Copy every line from the records below that carries the word "JSON".
Dataset extract Block Start
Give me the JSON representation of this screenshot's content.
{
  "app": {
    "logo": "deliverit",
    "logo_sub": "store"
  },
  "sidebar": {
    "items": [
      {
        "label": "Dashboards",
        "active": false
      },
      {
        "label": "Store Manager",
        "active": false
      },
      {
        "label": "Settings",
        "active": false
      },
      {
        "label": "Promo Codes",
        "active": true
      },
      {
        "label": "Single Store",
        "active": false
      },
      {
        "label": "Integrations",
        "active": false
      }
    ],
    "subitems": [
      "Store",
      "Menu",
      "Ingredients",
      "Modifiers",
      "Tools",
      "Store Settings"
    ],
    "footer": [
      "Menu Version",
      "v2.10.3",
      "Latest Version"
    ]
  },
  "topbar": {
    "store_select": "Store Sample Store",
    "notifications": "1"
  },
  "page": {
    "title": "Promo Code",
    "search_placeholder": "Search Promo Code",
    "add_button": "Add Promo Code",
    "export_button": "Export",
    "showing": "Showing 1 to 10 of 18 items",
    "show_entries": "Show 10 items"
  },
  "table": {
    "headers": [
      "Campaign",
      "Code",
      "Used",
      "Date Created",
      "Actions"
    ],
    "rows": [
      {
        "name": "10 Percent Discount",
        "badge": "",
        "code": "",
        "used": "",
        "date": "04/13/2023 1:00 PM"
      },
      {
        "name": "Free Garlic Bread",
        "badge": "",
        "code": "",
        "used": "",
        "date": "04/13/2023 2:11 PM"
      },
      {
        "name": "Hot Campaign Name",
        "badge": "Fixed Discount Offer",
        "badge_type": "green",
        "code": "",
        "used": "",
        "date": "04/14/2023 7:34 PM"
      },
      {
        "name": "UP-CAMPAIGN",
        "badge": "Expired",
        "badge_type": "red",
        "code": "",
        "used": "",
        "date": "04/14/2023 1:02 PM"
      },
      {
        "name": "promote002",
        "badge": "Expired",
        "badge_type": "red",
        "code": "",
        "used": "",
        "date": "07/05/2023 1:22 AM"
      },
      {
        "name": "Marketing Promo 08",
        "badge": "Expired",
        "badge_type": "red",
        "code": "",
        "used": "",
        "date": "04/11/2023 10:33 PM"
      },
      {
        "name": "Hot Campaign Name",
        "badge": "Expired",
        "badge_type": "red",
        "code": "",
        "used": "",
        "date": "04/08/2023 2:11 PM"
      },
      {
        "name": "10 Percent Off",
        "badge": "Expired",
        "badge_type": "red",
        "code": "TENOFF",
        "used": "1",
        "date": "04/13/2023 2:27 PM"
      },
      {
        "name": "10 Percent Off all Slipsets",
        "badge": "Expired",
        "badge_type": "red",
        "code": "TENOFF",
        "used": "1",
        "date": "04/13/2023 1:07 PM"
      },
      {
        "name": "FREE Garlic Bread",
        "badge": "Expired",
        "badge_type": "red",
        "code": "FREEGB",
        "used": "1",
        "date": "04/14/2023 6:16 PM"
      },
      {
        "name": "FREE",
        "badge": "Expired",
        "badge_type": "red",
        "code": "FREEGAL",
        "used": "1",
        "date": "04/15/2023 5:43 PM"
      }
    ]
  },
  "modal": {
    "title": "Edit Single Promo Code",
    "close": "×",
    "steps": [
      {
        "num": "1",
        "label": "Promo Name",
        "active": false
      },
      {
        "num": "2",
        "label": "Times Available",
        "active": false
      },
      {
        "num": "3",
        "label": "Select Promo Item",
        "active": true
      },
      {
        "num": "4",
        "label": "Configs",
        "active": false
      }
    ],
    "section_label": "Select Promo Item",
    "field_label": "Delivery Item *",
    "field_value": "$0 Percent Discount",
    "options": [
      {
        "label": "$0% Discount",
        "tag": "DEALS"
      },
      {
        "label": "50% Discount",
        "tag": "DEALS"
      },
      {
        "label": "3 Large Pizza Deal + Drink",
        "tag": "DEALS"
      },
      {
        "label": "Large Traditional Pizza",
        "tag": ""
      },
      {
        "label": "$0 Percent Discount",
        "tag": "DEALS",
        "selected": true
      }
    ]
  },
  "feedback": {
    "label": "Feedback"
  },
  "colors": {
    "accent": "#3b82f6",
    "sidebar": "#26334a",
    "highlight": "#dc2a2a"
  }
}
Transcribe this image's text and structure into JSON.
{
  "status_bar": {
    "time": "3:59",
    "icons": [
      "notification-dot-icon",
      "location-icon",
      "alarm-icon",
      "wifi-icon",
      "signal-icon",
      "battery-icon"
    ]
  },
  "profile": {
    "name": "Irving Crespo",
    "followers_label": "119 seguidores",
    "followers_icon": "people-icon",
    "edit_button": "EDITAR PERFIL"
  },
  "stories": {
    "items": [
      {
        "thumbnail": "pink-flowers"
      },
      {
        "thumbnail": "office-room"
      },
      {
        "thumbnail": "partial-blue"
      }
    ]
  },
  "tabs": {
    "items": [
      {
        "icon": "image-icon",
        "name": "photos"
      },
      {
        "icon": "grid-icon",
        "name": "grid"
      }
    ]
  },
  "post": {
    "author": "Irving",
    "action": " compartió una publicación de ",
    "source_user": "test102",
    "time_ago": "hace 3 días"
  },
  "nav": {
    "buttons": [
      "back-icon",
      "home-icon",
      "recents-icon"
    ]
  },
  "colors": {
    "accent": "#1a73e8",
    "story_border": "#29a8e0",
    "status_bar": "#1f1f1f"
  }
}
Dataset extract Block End
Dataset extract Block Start
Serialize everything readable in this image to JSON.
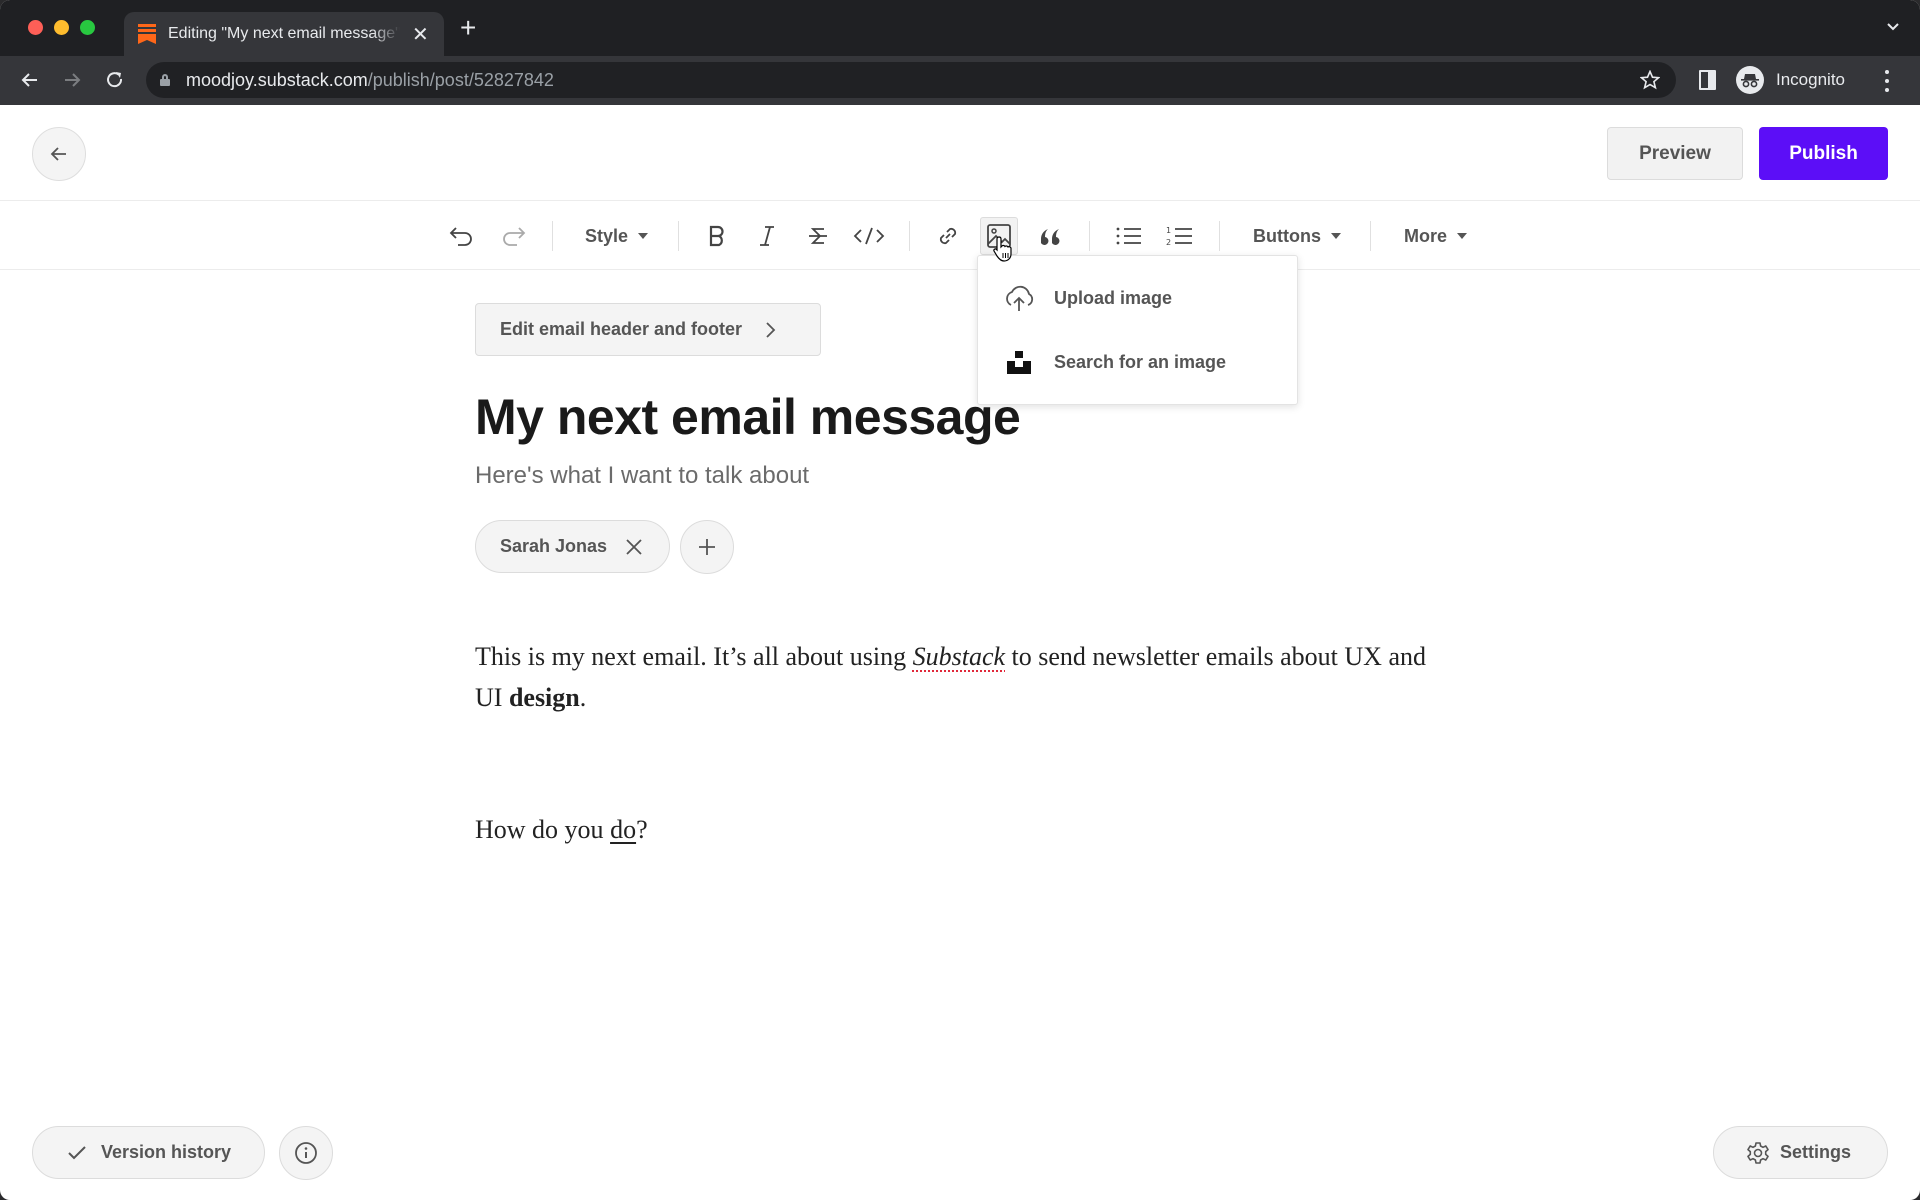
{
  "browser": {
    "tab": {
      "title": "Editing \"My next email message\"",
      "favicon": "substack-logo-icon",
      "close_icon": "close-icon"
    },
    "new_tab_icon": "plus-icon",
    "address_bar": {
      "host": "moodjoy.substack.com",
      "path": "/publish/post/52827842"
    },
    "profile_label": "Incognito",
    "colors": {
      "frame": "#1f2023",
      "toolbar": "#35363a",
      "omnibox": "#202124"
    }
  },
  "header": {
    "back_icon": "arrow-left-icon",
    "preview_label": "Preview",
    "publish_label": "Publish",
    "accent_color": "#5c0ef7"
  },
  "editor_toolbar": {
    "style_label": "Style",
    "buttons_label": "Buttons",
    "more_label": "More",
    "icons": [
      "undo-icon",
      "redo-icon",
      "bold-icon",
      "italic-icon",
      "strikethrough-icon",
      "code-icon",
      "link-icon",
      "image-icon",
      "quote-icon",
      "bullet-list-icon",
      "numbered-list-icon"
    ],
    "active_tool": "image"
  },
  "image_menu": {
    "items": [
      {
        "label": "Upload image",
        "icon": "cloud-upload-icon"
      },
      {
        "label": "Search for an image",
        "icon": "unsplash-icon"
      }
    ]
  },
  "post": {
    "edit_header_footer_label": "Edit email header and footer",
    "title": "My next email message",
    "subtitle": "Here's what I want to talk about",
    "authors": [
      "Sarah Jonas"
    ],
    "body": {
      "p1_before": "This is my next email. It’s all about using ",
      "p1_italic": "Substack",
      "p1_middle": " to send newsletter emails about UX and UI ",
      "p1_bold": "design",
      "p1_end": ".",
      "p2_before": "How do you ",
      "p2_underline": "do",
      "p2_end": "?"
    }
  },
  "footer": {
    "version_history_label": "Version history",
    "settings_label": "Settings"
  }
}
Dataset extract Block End
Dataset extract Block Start
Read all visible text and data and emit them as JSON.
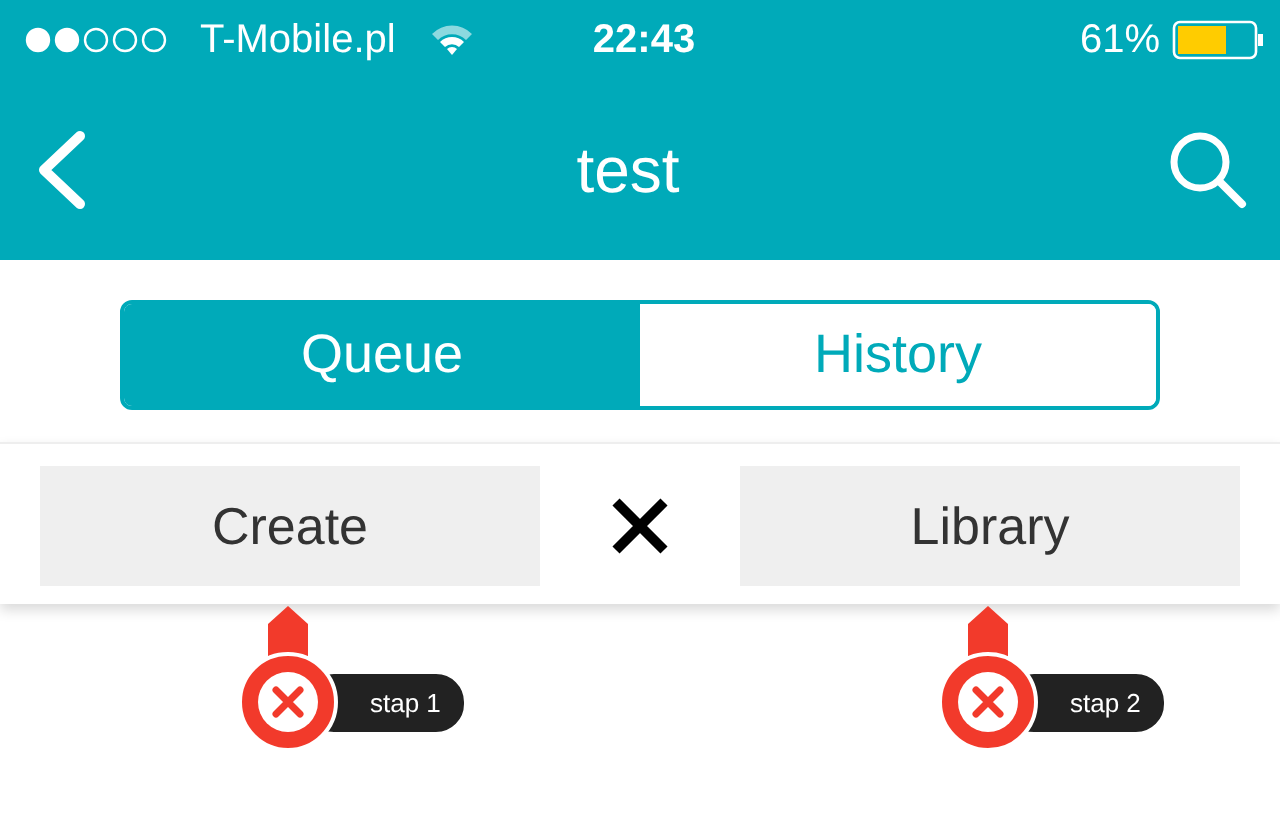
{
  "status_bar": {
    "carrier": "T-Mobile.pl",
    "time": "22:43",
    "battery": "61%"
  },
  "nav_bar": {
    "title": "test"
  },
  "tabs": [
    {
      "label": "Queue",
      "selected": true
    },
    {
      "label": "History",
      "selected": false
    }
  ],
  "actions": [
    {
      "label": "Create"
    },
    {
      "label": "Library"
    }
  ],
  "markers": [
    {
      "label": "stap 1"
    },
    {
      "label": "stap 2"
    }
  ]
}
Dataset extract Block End
--- Response for this exercise ---
Give me the JSON representation of this screenshot's content.
Transcribe this image's text and structure into JSON.
Serialize everything readable in this image to JSON.
Read all visible text and data and emit them as JSON.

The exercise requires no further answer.